Mr. Freer suggested http://instacalc.com/. You can't get much simpler than Instacalc. It's very easy to embed the calculator or a link with some preliminary formulas and data as a part of a challenge problem posted to a web page, wiki, or blog in any subject area. Engage your students during a science or social studies class by providing a critical thinking prompt and InstaCalc containing data pertinent to your lesson. The natural and readable number and equation language makes this calculator tool very appropriate to use with younger students who might find cell references somewhat abstract. Since no login is necessary to use InstaCalc, elementary teachers can easily use it with students under 13. Unfortunately, there is no graphic interface for creating graphs and charts. And even though, the coding for adding a graph of your calculation data is not difficult to learn, it would not be my choice for teaching younger children how to create charts and graphs. InstaCalc is a good tech integration tool that preserves the focus on the lesson, because it has a simple learning curve and a short setup time. The Instacalc Blog offers many tips for using this powerful tech tool. Give this shared calculator a try and figure out What the radius of a circle should be for the volume and area of a sphere to be equal?
To include simple graphs and charts as part of your lessons , you might consider ChartAll.com which can also be used without setting up a login. Logging in allows you to save your graphs. Browsing the charts, I found several classrooms making use of this simple tool to analyze basic data such as Distribution of Blood Types Within a Classroom. In his comment, Dave from ChartAll.com suggest selecting the "Data from a Google spreadsheet" and then typing the key of a "published" spreadsheet. I loved this idea, but would suggest having plenty of time to learn the limitations and the strengths of this tool if you plan to use it with Google Spreadsheets. After several attempts to graph a 7th grade class project comparing the number of jumping jacks students could perform over time for a Math unit on Variables and Patterns, I concluded that our Google Spreadsheet data would have to be changed from rows to columns to produce useful results with this tool. However, ChartAll's linking and embedding features were quite easy to use and provided a useful tool for creating and sharing basic graphs on line.

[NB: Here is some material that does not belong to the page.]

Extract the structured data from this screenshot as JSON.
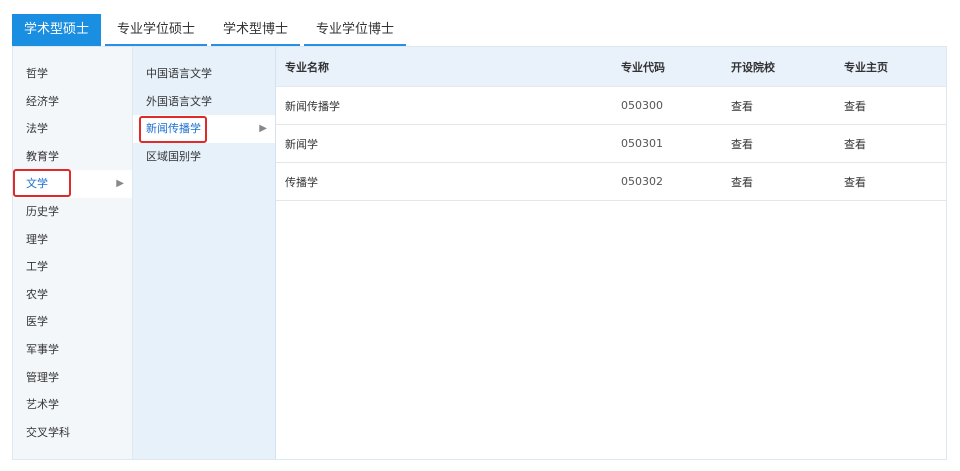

For more complex data analysis, try charting the data using Swivel.com which was suggested by ITM reader Kathleen. Our class Jumping Jack data collected using Google spreadsheet imported easily into Swivel, and the site provided us with many ways to look at our data, including disaggregations and summaries we had not considered. If you're a real data geek, Swivel will keep you busy for hours with its wealth of features. Again, we discovered that the graph we were looking for required graphing rows, and Swivel seems limited to charting columns, so our results weren't exactly what we were looking for. However, Swivel's many shared sets of data, graphs and tools are testimony to the value of Web 2.0 in education. The site is full of fascinating materials and prompts for classroom discussions to accompany lessons in a variety of curricular areas. How about this Swivel graph to accompany the blood type data these students graphed using ChartAll.
Finally, many of you wrote to me as soon as you spotted the announcement that Google Docs and Spreadsheets launched the anticipated CHARTS and GRAPHS feature. I can't wait to check out this new Google Spreadsheet feature, and promise to report in as soon as I put our Jumping Jack data to the test.